> **TASK INSTRUCTIONS**: Look for the word "dashboard" in the data below, and copy every line that holds it.

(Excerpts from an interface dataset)
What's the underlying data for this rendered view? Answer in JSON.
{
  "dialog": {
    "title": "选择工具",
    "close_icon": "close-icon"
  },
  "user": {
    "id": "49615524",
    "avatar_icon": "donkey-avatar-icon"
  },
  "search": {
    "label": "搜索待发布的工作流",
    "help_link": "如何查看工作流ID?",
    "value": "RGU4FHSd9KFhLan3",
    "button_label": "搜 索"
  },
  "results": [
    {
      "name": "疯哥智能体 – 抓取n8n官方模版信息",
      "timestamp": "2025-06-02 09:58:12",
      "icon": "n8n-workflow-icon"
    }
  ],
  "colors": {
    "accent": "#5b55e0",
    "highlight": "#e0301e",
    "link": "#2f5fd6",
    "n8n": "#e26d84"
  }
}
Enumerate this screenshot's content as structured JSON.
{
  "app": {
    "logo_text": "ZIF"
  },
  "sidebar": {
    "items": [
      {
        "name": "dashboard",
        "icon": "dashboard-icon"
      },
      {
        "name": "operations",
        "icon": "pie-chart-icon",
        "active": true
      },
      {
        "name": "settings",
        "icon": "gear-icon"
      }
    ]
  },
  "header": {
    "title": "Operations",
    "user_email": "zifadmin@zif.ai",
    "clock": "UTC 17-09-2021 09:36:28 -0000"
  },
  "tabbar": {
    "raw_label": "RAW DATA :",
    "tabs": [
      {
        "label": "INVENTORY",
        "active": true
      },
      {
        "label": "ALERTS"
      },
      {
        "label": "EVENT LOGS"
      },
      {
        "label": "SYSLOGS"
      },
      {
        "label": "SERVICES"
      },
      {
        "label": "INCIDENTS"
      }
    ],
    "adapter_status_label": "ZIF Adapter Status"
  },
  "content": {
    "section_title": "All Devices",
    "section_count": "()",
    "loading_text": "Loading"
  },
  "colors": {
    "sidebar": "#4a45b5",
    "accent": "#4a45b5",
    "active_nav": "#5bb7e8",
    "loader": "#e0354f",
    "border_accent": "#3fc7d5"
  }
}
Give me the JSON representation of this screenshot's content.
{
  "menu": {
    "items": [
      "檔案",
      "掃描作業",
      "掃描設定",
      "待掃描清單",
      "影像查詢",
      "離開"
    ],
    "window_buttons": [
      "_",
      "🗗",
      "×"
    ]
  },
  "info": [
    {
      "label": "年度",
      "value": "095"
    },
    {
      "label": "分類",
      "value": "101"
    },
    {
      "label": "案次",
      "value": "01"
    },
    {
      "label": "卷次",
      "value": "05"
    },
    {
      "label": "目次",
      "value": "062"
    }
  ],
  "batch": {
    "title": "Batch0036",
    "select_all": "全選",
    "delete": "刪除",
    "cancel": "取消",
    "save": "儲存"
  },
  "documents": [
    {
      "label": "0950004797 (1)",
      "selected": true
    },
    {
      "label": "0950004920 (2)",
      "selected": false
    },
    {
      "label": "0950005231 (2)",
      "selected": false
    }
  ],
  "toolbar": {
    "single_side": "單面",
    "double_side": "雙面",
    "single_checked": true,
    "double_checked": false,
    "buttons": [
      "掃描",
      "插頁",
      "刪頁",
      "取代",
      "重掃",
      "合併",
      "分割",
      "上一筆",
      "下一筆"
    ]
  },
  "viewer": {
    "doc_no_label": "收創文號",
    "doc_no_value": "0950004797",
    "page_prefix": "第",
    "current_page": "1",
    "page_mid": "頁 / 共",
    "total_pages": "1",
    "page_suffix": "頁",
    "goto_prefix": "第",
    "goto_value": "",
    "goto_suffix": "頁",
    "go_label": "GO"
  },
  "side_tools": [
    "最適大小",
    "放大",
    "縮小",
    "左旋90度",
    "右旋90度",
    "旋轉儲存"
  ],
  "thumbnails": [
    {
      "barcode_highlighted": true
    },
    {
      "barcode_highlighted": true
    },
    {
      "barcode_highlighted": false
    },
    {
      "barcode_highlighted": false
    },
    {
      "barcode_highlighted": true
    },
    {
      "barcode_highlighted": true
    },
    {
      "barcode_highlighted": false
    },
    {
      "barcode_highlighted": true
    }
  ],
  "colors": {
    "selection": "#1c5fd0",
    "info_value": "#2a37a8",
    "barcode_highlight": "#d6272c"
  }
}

> **EXERCISE RESPONSE**:
        "name": "dashboard",
        "icon": "dashboard-icon"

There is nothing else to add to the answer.